PLAY STARTED Thursday in the first John Graves Memorial Tennis Championship at Columbia's Wilde Lake Tennis Club. Early play in this club championship winds up today with final and championship matches running Thursday through next Sunday.
This Columbia-wide championship was named for Graves, who died June 13,1999, playing the sport he loved. The retired Social Security Administration executive, also known in golf and duplicate bridge circles locally, began making his name in county tennis around 1980.
His involvement included team competition and being three-time director of the Howard County Tennis League, three-time chairman of the Columbia Tennis Committee and active tennis fan and supporter.
"He wound up knowing everybody, from beginners to good players, never said a bad word and never raised his voice, but he got things done," said his friend Bob Berlett, a 25-year Tennis Committee member.
"I loved the man. There isn't a day that goes by that I don't think about him," Berlett said.
Graves also became a U.S. Tennis Association umpire and was twice Maryland's umpire of the year.
Wilde Lake club members also have honored Graves with a memorial chair that players pass entering the courts.
"It helps remind people who he was," Berlett said
It starts with tennis
While on the subject of tennis, here's something to mull from the Columbia Association's tennis bulletin boards. It's from Joe Dinoffer, a U.S. Professional Tennis Association master pro:
"Tennis is not only the best sport to play for a lifetime, it also is the best first sport for children to learn, as well," writes Dinoffer, who has conducted more than 30,000 hours of clinics in 50 nations.
Among his several arguments is this: "It has long been understood that the soft-hand skills required for volleying, as well as dropshots, lobs and other touch shots in tennis, are terrific catching skill-builders for other sports."
Tennis, writes Dinoffer, is the only sport out of soccer, baseball, football, basketball and golf with all of these characteristics and or skills: throwing, catching, striking, running and striking, movement and rhythm, three-step movement, aerobic and anaerobic benefits, and team-building.
Next best sports on those counts? Baseball, football and basketball.
Weakest? Golf, although Dinoffer notes that golf, along with tennis, of course, can be played for a lifetime.
Rhythm? What's that got to do with anything?
Writes Dinoffer: "Sports educators are now broadly beginning to emphasize the importance of rhythm in sports, although dance teachers have long expounded its benefits.
"Because tennis is a continuous rhythm activity, it offers many timing and rhythm benefits not available from many other sports.
"It may be interesting to compare soccer and tennis in this regard. In tennis, players are constantly involved with the bail; however, in soccer, a center half-back[sic], for example, will only be in contact with the ball about two minutes in a full-court [sic], 90-minute game."
Dinoffer's soccer terminology is bent, but his time estimate isn't. Of course, the way soccer is played today, a central midfielder always is in the thick of things at least mentally, even if that means not touching the ball or possessing it much.

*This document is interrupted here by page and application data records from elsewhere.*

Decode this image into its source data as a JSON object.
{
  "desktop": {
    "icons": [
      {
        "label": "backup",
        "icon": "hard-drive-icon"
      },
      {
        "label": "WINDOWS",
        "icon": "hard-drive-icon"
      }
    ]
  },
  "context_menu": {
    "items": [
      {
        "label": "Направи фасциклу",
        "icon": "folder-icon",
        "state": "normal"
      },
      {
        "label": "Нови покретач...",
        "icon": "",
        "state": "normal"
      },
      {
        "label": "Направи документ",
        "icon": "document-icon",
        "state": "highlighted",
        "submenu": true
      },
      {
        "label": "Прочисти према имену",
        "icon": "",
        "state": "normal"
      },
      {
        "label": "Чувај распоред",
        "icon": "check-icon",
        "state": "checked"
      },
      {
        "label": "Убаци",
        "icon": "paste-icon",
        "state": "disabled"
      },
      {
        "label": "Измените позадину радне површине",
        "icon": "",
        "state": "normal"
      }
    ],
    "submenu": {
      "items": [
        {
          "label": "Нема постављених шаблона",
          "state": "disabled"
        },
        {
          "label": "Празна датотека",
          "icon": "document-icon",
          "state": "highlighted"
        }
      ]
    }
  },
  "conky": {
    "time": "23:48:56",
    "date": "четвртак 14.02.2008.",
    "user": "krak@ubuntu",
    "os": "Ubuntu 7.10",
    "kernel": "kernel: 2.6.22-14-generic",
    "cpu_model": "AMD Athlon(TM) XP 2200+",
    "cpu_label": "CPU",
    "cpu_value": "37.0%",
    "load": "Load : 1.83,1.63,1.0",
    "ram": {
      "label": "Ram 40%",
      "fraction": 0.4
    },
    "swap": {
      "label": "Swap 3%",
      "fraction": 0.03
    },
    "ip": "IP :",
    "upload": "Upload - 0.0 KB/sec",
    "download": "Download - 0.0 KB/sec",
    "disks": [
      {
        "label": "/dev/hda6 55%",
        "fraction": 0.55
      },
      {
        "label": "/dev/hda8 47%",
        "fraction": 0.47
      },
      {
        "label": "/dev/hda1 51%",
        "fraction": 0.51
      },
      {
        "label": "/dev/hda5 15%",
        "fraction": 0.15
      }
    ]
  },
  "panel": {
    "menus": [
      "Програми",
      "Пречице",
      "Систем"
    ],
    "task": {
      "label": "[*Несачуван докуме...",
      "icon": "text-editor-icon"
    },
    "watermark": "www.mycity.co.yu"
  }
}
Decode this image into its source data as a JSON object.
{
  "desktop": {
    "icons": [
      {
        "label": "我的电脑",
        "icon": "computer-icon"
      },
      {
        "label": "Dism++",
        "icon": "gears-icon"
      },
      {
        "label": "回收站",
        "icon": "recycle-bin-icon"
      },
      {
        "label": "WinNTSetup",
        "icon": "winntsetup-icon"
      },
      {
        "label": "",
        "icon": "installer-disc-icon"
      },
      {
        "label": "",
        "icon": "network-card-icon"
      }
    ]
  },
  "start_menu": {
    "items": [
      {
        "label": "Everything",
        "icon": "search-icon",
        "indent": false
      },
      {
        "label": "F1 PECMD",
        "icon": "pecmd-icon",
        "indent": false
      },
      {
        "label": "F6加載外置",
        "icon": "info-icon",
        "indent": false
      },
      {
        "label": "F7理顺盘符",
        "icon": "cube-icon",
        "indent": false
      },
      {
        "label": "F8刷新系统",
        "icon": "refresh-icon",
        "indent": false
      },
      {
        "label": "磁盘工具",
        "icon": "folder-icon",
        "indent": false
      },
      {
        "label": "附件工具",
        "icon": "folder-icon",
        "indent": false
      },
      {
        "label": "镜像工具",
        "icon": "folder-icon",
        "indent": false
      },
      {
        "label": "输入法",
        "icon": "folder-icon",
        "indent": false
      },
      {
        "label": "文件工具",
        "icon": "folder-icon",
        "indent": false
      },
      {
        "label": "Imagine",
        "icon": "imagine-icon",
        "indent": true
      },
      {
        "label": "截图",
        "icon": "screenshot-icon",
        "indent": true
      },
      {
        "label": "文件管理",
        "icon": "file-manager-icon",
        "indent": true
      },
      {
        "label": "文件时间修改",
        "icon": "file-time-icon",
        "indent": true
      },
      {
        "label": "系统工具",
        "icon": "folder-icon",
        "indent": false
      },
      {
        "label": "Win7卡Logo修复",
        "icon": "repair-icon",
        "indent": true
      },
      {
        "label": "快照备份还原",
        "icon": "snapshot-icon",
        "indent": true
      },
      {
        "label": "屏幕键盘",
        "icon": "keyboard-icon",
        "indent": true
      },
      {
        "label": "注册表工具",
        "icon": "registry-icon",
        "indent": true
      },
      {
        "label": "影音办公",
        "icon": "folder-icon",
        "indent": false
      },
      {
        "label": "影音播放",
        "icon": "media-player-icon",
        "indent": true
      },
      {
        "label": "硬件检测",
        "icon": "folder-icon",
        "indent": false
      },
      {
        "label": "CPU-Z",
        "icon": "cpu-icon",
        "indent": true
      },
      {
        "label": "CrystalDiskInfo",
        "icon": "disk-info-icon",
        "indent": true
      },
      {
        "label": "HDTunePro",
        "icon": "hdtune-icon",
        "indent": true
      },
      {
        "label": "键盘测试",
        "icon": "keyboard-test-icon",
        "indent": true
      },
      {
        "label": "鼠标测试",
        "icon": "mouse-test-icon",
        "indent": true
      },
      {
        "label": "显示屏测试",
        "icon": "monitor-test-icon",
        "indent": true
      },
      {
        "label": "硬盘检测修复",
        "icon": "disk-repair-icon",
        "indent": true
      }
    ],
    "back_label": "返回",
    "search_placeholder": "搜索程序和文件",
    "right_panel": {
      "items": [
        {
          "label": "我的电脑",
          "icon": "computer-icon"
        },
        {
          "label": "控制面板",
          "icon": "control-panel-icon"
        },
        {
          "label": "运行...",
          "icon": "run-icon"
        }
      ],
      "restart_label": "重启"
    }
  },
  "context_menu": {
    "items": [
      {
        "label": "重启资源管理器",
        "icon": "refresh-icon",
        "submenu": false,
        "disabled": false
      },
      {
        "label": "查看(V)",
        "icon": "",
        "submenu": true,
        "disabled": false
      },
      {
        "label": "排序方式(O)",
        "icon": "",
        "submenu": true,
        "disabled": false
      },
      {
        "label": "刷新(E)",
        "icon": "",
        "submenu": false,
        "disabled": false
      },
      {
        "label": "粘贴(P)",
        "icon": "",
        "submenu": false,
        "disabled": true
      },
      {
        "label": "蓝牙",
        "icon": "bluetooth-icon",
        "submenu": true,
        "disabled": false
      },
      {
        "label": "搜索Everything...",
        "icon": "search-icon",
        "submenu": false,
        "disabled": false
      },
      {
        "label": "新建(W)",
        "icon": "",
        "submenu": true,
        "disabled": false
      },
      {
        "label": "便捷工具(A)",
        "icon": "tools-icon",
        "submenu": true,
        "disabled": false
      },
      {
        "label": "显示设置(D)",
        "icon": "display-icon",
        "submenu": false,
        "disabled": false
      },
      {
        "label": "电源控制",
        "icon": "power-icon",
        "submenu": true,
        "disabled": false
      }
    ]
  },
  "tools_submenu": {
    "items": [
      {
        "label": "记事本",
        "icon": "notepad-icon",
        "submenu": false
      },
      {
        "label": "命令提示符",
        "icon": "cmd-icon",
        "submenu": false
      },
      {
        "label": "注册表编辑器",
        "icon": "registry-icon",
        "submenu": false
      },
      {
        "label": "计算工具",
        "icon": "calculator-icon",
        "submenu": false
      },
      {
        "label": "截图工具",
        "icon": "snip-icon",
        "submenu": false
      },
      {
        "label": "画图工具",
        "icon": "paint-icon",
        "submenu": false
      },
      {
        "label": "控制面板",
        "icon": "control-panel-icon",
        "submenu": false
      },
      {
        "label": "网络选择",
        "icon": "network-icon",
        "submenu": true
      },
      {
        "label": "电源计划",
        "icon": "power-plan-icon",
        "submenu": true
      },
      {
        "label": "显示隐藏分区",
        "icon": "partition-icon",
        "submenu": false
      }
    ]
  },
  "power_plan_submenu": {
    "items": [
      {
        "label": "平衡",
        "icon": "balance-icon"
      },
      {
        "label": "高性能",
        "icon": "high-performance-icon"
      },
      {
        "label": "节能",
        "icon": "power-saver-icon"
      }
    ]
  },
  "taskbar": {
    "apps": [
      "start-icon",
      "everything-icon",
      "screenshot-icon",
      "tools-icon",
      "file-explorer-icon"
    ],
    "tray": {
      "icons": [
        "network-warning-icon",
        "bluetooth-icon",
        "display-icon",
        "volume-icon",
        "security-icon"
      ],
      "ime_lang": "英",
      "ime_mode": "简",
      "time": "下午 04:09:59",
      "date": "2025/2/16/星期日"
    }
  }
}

Gene Ward, the county's senior golf pro, having been at former All-view and more recently Hobbit's Glen since 1968, on changes In the game : "There are a lot more people playing today. They tend to be younger, and there are a lot more women. There're also a lot more kids - Tiger Woods has definitely made an impact on younger people taking up the game.
"But the biggest change in the game has been technology. People just hit the ball a lot farther than they used to. The continuing changes in equipment, though, really help keep interest in the game alive."